[Work request]:
Print out the complete set of records below, exactly as they read.

The records Block Start

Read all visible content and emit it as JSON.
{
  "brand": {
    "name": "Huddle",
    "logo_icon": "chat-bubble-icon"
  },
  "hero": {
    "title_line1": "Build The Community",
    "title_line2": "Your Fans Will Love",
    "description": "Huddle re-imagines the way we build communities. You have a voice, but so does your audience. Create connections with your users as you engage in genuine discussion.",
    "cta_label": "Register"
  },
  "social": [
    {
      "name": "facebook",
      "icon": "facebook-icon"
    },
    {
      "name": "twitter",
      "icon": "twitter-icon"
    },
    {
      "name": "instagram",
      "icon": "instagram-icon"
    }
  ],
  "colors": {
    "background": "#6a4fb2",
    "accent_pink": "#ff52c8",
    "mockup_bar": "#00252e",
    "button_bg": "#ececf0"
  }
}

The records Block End

[Answer below]:
Read all visible content and emit it as JSON.
{
  "brand": {
    "name": "Huddle",
    "logo_icon": "chat-bubble-icon"
  },
  "hero": {
    "title_line1": "Build The Community",
    "title_line2": "Your Fans Will Love",
    "description": "Huddle re-imagines the way we build communities. You have a voice, but so does your audience. Create connections with your users as you engage in genuine discussion.",
    "cta_label": "Register"
  },
  "social": [
    {
      "name": "facebook",
      "icon": "facebook-icon"
    },
    {
      "name": "twitter",
      "icon": "twitter-icon"
    },
    {
      "name": "instagram",
      "icon": "instagram-icon"
    }
  ],
  "colors": {
    "background": "#6a4fb2",
    "accent_pink": "#ff52c8",
    "mockup_bar": "#00252e",
    "button_bg": "#ececf0"
  }
}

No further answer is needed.